Yesterday I posted two articles by my hand from the 1981 Gospel Advocate. These were my first atttempts, at the age of twenty-three, to write (even publicly speak of) the loss of my wife in 1980.
Reading them again after so long–I don’t think I have read them or perhaps even thought of them in over ten years at least–was an enlightening but also painful experience. As I have thought about the personal, theological and spiritual shifts in my life during my twenties, I was not surprised to see some dimensions of my soul appear in these articles. My comments below are intersubjective and do not intend to address anyone who holds the views articulated in the articles; I am reflecting only on my own experience.
The articles have a distasteful air of triumphalism as I read them today. There are hints of arrogance which I see in the words “proper” or “properly.” I write as if I have it figured out; at least it appears that way to me, knowing my own journey and heart at the time. There is a presumptuousness that understanding providence enbales one to overcome grief.
As I look back on my twenty-three old soul, I give myself lots of grace. It was a soul burdened with grief, reeking with anger against God, and spiritually sick with rebellious feelings. But you didn’t hear that in the article, did you? Well, of course not. It could not be spoken; I would not have spoken it. It would not have been printed. I did not speak it to anyone. I was too ashamed of my feelings, too afraid of judgment by others, and too sick to truly know myself.
I was too much of the hero…playing the hero…to speak such things. I knew what I thought others expected of me, and what I expected from myself. I was supposed to be the hero. It had been my role for some time, and I did not know what to do with my feelings of anger and grief other than feel guilty about them. So, I stuffed them, put on my “theological” face and wrote two relatively detached articles about providence and human life.
I still substantially agree with the articles. I have a high view of sovereignty and trust is a way to healing. I don’t like the distinction between miracle and providence so much anymore, but would rather speak of God’s constant activity. 1 Corinthians 10:13 does not provide the comfort that it once did (or seemingly did in this article)–not sure what is going on with that (it does not “ring” true in my experience). I do believe that God is in control; and he lovingly rules his world for the sake of his people and his creation. While the idea of “divine compliment” seems appropriate, I don’t think of it so much as a “compliment” anymore. Perhaps it is a means by which God garners witnesses in his world to his love, grace and care, but “compliment” is not a healthy word for me now.
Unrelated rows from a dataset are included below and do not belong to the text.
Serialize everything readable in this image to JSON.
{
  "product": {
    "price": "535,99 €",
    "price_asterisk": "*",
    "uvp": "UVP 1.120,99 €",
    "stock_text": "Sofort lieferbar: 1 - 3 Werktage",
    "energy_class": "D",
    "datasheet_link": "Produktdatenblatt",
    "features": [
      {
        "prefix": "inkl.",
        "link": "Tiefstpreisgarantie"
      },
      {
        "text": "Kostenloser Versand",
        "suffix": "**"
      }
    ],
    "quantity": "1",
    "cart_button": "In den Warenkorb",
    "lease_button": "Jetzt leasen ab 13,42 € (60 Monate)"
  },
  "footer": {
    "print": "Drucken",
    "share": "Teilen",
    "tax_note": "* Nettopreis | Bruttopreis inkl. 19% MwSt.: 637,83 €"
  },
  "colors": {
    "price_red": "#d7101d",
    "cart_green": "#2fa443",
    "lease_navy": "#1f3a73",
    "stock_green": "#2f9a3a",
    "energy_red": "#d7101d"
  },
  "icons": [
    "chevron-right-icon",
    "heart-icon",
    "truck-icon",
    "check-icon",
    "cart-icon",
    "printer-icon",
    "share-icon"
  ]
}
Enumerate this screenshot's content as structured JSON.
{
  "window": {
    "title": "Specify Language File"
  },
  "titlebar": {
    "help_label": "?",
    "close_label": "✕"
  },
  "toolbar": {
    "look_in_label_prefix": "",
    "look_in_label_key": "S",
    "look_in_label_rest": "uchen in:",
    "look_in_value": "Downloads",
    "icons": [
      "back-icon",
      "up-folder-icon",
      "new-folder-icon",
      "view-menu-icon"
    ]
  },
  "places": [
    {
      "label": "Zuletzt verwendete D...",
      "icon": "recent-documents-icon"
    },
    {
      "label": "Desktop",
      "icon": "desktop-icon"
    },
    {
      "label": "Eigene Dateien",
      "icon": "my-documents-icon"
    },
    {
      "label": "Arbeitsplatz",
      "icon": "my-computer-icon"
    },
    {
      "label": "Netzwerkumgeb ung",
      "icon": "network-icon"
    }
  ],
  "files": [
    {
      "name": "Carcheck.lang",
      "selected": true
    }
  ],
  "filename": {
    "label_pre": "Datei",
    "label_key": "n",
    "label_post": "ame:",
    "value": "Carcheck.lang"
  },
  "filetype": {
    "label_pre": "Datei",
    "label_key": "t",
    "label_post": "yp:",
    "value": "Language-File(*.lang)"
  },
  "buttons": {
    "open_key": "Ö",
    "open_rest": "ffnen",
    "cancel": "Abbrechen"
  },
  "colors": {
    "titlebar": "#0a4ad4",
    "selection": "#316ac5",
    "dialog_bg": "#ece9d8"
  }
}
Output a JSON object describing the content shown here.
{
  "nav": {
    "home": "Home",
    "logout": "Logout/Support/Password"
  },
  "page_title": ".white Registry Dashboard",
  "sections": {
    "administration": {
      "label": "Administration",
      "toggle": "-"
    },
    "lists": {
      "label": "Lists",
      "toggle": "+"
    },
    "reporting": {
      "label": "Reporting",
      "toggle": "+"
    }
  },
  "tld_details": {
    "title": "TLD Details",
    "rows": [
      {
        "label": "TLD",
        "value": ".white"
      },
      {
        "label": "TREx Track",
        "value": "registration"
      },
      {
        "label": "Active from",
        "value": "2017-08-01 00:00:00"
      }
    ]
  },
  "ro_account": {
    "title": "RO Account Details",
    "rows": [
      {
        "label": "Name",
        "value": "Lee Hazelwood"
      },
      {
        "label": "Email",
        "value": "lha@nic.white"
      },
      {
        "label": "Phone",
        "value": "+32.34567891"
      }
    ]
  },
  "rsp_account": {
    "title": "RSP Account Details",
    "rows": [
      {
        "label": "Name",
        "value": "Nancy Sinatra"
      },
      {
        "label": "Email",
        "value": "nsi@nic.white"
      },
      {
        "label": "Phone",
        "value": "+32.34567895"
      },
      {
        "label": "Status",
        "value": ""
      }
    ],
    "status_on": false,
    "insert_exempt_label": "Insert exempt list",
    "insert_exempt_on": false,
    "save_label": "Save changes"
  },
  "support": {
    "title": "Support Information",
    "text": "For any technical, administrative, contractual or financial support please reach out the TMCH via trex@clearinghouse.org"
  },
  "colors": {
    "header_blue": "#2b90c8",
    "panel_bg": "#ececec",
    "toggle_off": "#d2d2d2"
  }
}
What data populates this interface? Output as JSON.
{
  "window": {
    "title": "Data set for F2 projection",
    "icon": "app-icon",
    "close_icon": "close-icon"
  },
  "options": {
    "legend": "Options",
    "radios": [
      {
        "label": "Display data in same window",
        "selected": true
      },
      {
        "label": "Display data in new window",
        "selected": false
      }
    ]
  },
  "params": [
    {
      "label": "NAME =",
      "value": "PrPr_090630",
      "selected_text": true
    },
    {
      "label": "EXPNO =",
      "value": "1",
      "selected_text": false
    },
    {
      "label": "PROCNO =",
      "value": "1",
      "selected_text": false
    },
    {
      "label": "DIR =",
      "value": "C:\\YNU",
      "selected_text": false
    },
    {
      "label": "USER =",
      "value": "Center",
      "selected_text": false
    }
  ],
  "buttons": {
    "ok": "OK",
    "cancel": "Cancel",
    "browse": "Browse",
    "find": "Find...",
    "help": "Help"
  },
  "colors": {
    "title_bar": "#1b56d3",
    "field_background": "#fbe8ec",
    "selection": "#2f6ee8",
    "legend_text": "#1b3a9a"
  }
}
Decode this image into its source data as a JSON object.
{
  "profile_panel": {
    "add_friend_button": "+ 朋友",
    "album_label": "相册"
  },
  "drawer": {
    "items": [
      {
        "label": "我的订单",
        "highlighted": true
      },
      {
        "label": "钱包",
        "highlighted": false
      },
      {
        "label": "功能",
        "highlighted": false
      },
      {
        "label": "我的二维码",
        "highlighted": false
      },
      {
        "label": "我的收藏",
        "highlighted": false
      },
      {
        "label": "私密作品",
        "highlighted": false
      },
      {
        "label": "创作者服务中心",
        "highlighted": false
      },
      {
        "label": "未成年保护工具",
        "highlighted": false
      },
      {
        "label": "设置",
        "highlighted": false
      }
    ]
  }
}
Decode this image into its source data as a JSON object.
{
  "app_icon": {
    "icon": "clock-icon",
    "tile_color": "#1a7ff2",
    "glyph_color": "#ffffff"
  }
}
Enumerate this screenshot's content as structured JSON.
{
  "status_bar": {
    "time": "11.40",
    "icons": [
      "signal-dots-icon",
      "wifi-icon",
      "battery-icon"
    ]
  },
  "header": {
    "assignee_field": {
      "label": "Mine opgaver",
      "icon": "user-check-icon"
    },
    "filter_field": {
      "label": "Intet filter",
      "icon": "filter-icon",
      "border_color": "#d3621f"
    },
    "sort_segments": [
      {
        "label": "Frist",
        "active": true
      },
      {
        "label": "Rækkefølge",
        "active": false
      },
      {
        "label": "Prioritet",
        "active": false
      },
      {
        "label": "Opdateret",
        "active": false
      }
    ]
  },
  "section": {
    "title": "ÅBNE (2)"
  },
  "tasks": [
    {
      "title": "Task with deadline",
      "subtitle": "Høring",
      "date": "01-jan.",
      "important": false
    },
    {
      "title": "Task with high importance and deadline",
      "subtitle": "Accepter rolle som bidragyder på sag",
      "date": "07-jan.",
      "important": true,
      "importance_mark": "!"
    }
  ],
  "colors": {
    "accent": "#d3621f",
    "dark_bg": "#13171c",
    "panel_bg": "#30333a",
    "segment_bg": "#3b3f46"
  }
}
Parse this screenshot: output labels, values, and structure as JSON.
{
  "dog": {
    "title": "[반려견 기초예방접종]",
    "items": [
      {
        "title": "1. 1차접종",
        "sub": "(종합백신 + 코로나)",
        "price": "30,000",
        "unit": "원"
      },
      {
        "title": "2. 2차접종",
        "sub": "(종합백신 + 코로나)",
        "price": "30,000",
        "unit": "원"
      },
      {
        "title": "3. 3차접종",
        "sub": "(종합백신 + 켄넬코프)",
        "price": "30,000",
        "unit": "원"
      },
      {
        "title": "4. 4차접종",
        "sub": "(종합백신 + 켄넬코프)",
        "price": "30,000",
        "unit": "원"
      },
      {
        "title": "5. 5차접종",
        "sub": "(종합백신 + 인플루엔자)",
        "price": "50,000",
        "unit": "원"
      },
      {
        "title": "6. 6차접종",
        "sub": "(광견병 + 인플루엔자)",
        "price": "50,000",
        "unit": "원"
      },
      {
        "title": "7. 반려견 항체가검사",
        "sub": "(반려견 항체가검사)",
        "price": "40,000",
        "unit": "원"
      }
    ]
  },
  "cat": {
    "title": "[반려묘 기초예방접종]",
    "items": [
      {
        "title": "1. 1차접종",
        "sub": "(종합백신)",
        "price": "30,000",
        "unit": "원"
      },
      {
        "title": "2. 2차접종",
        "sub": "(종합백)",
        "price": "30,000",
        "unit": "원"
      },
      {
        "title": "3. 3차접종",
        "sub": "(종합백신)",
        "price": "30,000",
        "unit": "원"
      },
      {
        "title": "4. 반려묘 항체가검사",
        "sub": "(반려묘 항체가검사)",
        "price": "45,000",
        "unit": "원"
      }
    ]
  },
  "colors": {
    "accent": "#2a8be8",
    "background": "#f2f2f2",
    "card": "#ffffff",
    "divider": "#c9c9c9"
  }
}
The articles leave the impression that I have won. I have overcome. I trust. And everything has settled down. But that is far from the truth. My life was a mess at that moment. I was pursuing my Ph.D. at Westminster, living alone in a one-room studio in Ambler, PA, and making some terrible personal choices. Those choices were the outworkings of my anger and rebellion. Even now shame and guilt surge forward when I think about it even though I know those moments are long forgiven and erased from the heart of God.
What the articles lack–and what I lacked in my life at that time–was a deep sense of lament. I had not learned to lament. I did not know what faithful lament was. I did not know I could be angry with God, even complain and question and doubt, and yet at the same time remain faithful and beloved. I did not learn that (as much as I could “learn” it then) till the summer of 1981 when a friend turned my attention to the Psalms and then Job.
My approach to Job in these articles is about faith and the divine compliment. I had not processed the material between Job 1-2 and Job 42; it was not part of my world. I only “theologized” about sovereignty, the trial of Job, the faith of Job (“Blessed be the name of the Lord”) and God’s “reward.” The laments, bitterness, complaint and horror of Job’s experience had not yet connected with my own. Job 3-41 was terra incognita.
My articles in 1981 are heroic and triumphalistic. They contain much that I still believe, but they are only true if balanced with Psalmist and Jobian laments. They are only true if we excise the arrogance and presumption. They are only true if we remove the detachment and place those truths in the world of lamenters–those who deely feel the injustice of life and the seeming abandonment by their God. Job and Psalms became my Bible after I discovered their laments.
But I give myself a break here (though I find that difficult to do at times). I did not know the laments; I had not experienced the laments of Scripture. I had not learned to pray Scripture. I did not know how to grieve, and in some ways I have only learned to truly grieve in the last year (if even now). I only knew how to project my heroism; and I played it well. I give myself credit for that.
So, as Don commented yesterday, we need the combination of learning (theology) and suffering. I only see theology in these articles, but I knew the suffering was present in my heart. Now I–and at points in the past I have to some degree–intend to “do” theology with the honesty of a suffering heart. That is part of what I have done on this blog in the past year.
That is what is lacking in those articles. I did not know how to do that then; I did not know what to do with it. The articles are good as far as they go, but they are too detached to resonate with hearts that are angry, grieving and abandoned. Those articles did not tell the full story of my heart in 1981.
They need a significant dose of biblical lament. We all need that and let us not deny it to those who feel lament; let us give the hurting full opportunity to speak their hurt even if our ears burn and our theologies are offended.